** Extracted data follows **

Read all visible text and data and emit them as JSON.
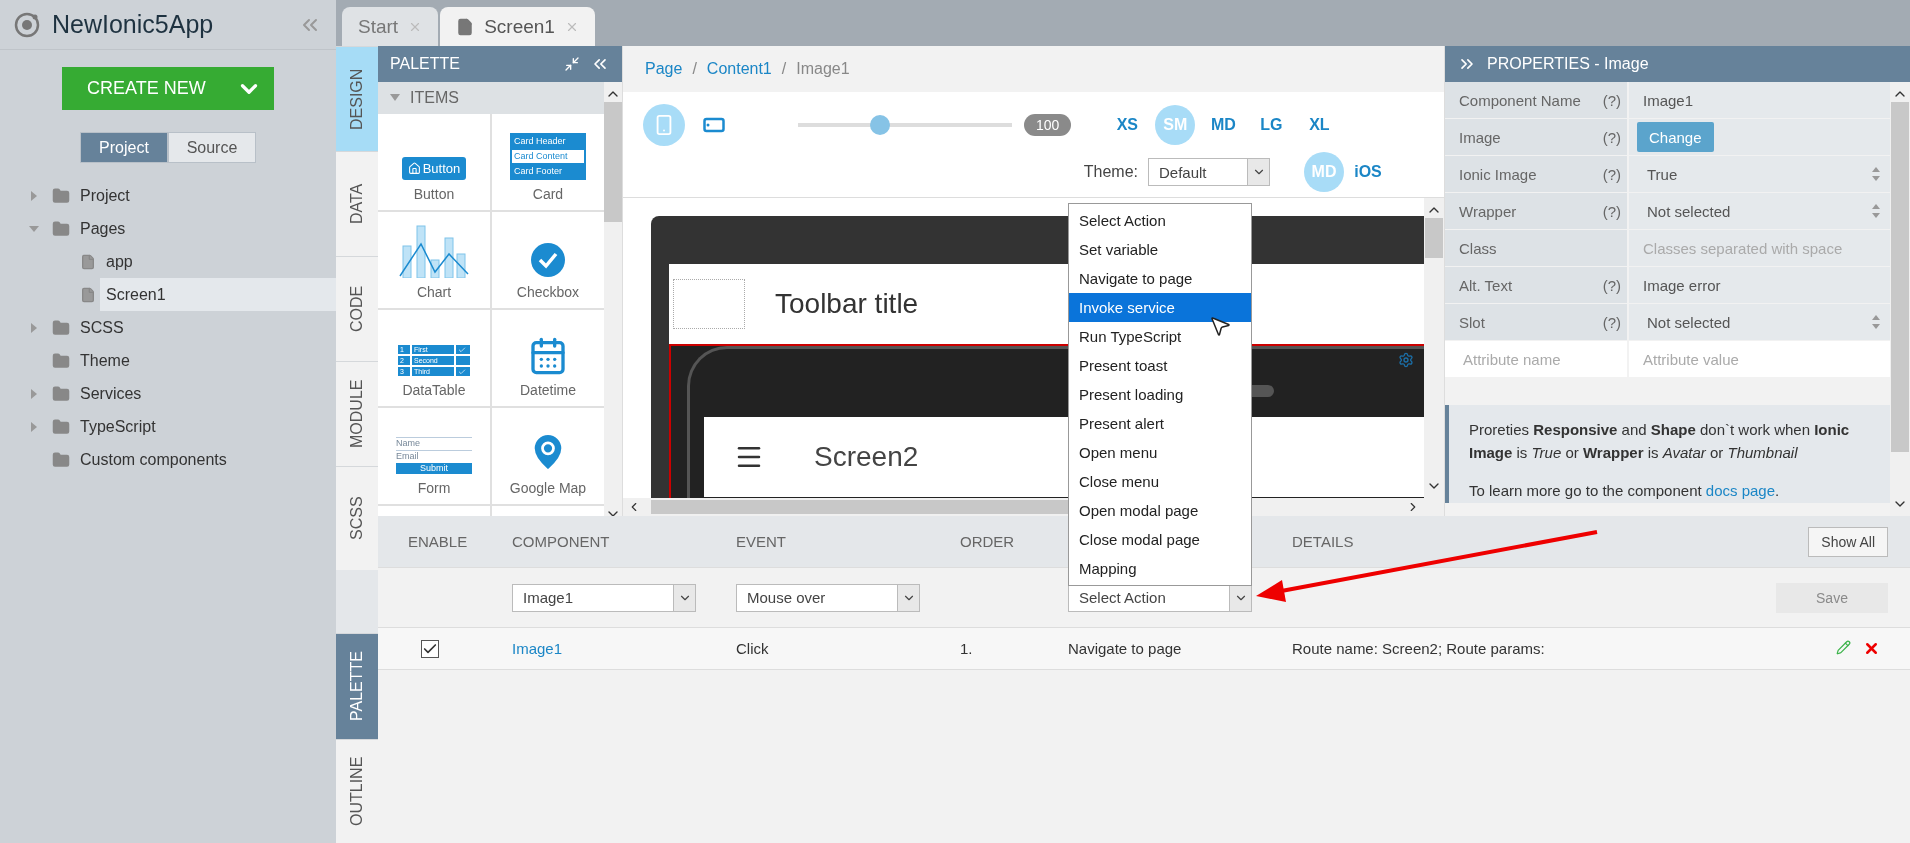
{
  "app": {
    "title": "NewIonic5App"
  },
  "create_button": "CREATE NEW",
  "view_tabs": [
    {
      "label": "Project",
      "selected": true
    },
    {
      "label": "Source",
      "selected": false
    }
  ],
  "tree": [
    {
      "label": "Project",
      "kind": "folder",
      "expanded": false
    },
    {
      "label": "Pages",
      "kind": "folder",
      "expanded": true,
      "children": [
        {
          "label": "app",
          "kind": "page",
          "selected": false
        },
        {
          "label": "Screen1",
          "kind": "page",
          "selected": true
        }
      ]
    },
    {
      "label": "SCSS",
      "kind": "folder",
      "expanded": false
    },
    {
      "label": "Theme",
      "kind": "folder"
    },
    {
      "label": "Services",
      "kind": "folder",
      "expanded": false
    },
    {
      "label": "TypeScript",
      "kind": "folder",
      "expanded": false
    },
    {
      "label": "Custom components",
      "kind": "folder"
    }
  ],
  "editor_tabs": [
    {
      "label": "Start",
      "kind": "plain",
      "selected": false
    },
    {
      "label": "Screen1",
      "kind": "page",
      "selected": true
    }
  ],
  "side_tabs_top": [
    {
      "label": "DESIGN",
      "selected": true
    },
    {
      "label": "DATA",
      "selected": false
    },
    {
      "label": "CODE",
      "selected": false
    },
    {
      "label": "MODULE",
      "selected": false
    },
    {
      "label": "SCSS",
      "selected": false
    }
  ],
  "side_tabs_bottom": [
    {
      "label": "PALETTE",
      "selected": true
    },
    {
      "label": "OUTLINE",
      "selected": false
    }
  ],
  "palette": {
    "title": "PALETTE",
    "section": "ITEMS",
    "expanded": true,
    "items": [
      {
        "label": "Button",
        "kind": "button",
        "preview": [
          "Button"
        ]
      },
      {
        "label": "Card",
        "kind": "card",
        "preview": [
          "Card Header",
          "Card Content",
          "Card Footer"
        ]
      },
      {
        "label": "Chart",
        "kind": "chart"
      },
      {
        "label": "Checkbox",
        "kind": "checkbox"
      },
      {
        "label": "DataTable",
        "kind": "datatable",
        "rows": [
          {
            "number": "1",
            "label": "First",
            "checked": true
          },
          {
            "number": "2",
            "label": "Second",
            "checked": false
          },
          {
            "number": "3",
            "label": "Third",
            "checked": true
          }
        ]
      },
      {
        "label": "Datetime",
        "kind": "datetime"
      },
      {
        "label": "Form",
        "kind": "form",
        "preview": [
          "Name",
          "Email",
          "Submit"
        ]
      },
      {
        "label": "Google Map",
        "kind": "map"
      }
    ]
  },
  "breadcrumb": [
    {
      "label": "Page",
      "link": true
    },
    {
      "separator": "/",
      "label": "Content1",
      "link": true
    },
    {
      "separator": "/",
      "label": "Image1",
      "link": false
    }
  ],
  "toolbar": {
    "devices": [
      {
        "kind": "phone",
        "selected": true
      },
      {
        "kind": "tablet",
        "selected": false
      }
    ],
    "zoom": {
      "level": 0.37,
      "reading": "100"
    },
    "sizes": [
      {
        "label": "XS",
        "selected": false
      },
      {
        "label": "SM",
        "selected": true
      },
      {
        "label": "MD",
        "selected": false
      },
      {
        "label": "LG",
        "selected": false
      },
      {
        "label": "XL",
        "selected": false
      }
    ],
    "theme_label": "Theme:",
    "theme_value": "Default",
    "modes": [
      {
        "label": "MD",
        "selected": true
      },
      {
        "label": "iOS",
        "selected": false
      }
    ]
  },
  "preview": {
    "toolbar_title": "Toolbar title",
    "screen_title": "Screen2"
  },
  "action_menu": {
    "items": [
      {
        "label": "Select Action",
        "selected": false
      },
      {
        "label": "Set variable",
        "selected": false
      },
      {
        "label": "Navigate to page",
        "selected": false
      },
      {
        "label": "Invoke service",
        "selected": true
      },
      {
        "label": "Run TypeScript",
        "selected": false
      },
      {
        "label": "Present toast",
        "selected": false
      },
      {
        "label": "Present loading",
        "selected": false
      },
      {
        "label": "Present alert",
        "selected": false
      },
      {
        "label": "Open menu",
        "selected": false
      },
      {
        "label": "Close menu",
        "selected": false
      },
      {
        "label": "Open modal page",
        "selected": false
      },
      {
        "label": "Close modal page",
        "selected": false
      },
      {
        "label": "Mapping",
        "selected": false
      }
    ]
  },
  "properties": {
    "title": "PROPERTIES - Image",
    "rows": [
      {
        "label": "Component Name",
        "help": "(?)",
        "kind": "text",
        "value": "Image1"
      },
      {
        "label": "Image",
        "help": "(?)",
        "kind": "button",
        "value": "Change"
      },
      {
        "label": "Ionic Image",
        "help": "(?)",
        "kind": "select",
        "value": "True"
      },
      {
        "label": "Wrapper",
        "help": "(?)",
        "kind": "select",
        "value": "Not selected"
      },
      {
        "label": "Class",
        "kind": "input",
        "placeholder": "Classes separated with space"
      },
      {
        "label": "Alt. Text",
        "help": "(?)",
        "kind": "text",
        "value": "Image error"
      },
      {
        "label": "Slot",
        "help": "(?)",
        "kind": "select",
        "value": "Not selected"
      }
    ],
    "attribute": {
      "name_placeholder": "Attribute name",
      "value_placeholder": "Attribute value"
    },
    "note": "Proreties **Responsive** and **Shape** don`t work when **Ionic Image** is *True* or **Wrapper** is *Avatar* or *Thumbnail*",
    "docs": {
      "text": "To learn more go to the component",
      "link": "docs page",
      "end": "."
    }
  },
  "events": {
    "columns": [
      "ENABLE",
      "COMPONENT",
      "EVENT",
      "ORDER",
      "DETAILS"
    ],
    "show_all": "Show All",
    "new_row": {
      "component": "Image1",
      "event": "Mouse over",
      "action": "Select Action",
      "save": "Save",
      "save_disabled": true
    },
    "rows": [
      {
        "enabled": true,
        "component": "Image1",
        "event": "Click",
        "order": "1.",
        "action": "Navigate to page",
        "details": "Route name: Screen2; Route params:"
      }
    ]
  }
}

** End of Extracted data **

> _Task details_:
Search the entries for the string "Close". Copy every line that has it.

> _Solution to the exercise_:
        "label": "Close menu",
        "label": "Close modal page",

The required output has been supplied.